[Element data from apps and pages]
============================================================

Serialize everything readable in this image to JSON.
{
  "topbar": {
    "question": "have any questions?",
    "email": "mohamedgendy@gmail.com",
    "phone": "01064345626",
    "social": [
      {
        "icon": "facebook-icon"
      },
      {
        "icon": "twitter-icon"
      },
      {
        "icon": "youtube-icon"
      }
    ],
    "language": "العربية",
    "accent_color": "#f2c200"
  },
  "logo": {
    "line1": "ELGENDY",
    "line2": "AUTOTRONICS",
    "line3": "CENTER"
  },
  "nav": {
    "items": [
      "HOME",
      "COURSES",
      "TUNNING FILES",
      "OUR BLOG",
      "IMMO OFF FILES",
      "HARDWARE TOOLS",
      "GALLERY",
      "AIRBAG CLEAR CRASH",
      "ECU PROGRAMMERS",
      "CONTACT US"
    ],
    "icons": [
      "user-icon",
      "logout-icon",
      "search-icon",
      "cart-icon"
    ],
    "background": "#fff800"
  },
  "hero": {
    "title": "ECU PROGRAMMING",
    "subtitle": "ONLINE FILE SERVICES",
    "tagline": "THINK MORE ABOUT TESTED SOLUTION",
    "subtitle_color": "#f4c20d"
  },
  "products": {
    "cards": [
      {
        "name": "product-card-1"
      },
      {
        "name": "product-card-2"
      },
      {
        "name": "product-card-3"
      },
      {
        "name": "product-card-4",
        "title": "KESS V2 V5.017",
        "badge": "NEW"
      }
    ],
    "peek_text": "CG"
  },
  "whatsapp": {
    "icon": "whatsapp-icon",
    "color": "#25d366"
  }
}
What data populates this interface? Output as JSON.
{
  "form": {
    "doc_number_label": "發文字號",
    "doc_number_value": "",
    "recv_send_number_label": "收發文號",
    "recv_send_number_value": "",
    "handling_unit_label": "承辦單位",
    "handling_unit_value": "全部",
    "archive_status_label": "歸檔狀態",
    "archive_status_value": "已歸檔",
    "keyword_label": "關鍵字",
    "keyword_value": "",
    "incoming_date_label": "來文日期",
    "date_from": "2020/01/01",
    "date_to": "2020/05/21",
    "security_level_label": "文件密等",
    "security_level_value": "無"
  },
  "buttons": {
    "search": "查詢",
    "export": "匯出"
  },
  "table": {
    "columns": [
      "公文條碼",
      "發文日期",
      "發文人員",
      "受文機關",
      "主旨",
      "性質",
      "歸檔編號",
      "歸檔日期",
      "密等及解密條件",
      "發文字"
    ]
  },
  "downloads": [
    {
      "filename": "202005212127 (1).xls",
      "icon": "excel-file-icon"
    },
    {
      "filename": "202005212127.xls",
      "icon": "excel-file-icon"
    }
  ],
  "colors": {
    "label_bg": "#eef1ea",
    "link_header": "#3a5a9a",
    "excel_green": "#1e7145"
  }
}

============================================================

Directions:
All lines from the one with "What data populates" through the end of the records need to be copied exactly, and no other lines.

Output for this exercise:
What data populates this interface? Output as JSON.
{
  "form": {
    "doc_number_label": "發文字號",
    "doc_number_value": "",
    "recv_send_number_label": "收發文號",
    "recv_send_number_value": "",
    "handling_unit_label": "承辦單位",
    "handling_unit_value": "全部",
    "archive_status_label": "歸檔狀態",
    "archive_status_value": "已歸檔",
    "keyword_label": "關鍵字",
    "keyword_value": "",
    "incoming_date_label": "來文日期",
    "date_from": "2020/01/01",
    "date_to": "2020/05/21",
    "security_level_label": "文件密等",
    "security_level_value": "無"
  },
  "buttons": {
    "search": "查詢",
    "export": "匯出"
  },
  "table": {
    "columns": [
      "公文條碼",
      "發文日期",
      "發文人員",
      "受文機關",
      "主旨",
      "性質",
      "歸檔編號",
      "歸檔日期",
      "密等及解密條件",
      "發文字"
    ]
  },
  "downloads": [
    {
      "filename": "202005212127 (1).xls",
      "icon": "excel-file-icon"
    },
    {
      "filename": "202005212127.xls",
      "icon": "excel-file-icon"
    }
  ],
  "colors": {
    "label_bg": "#eef1ea",
    "link_header": "#3a5a9a",
    "excel_green": "#1e7145"
  }
}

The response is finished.